It's nearly impossible to describe the scent of a newborn baby – especially since each baby seems to have his or her own – but if you've ever gotten up close to a newborn and inhaled deeply, you know exactly what we're talking about. It's not just baby shampoo and dirty diapers, either; in most cases, you won't even be able to identify exactly what it is. And then one day, it's just gone – often without your even realizing it's been fading. So what exactly is that "new baby smell?"
No one is exactly sure. A 2012 study did find evidence of "old people smell" – as CNN put it, "a recognizable body odor that can't be fully explained by grooming, diet, or other environmental quirks." One of the study's authors theorized that a smell related to a certain age group may be an evolutionary relic designed to help humans choose their mates. So it's not impossible that babies might also have a scent of their own – thought not so much for mating purposes.

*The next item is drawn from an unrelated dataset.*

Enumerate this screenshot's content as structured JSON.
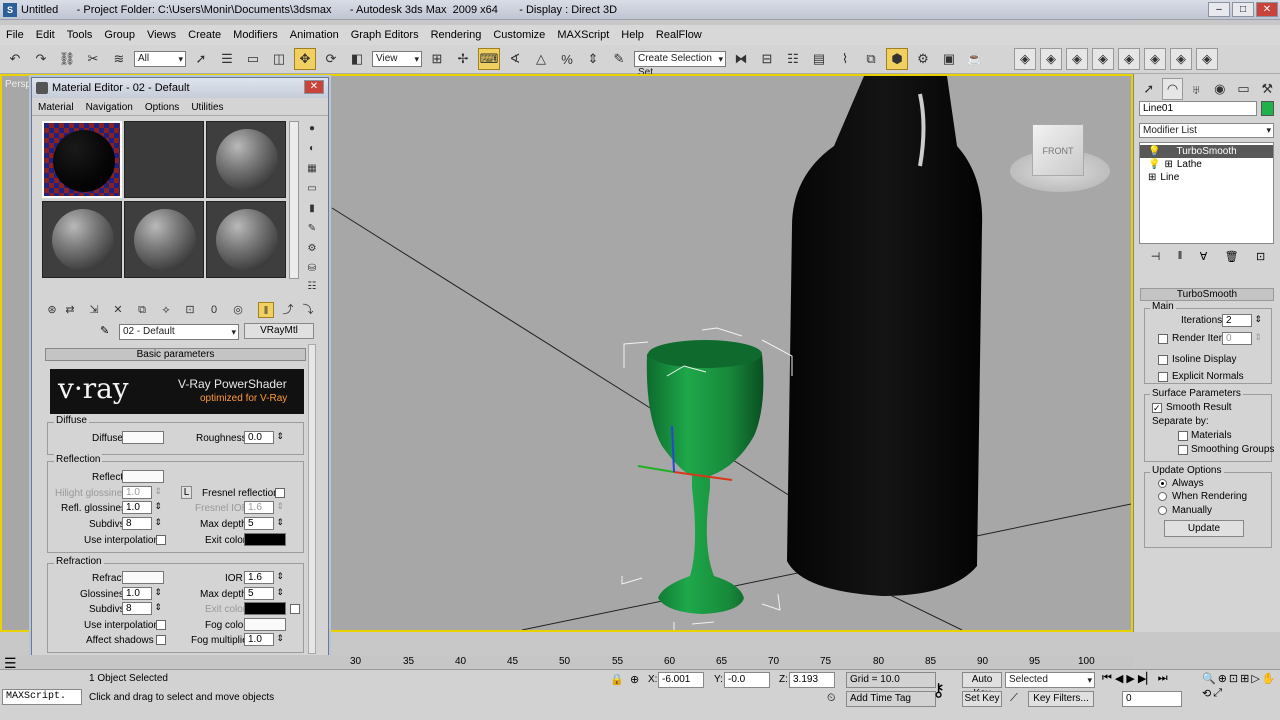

That new baby smell could also serve an evolutionary purpose – for example, to help a mother identify her baby more easily, similar to how babies can identify their mothers by smell almost immediately. Several studies have shown that most mothers can identify their babies by smell alone. It may also help a woman bond to her baby. A 2013 study from Frontiers in Psychology found that when women were given an undershirt with a baby's scent on it (not their own baby's scent), their brains' reward center lit up. This was true whether or not the women were mothers themselves. It may have a benefit for fathers too. A 2008 study of marmoset monkeys showed that fathers who smelled their newborns showed a drop in testosterone, which could make them "more tolerant toward his infants while facing external challenges that might distract him from focusing on his infant and family needs," according to the study.

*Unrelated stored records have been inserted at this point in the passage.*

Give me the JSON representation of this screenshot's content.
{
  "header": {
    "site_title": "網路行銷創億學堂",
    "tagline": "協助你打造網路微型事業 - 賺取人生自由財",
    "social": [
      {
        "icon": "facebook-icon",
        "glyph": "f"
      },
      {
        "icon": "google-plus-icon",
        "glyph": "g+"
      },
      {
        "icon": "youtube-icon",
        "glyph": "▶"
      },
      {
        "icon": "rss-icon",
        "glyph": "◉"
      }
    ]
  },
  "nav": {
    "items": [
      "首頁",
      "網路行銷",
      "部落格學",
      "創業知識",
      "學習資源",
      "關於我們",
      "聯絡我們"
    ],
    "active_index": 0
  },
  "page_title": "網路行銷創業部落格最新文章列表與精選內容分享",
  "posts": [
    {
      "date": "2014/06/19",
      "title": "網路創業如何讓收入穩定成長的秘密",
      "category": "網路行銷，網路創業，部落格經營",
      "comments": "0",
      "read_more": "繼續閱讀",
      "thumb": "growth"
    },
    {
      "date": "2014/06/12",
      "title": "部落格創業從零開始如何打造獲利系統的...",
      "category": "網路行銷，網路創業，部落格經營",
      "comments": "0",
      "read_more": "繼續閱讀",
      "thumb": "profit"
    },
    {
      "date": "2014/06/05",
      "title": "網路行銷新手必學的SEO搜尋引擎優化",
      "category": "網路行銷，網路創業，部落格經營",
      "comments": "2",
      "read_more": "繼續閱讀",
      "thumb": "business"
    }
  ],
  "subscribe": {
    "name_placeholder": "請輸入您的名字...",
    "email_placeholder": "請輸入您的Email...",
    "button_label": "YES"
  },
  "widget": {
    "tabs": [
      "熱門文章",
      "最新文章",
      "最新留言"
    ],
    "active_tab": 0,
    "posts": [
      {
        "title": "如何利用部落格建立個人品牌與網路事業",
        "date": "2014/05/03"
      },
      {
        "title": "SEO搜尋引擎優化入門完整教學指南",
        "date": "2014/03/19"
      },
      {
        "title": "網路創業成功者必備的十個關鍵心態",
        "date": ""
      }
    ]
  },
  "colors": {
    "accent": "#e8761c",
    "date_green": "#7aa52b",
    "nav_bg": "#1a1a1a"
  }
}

It's been suggested that new baby smell is really a combination of amniotic fluid, bacteria, breast milk, and other ingredients that you'd generally not look for in a sweet-smelling fragrance. (One scientist told the Washington Post it was a combination of 250 chemicals.) And since there are still so many questions about what it is and why it exists, recreating it exactly is, sad to say, pretty unlikely. So, the next time you open a box of old baby clothes and get a whiff of the familiar detergent, soap, powder, and fabric, don't be surprised if you're transported right back to those newborn days, able to conjure up your baby's scent from memory.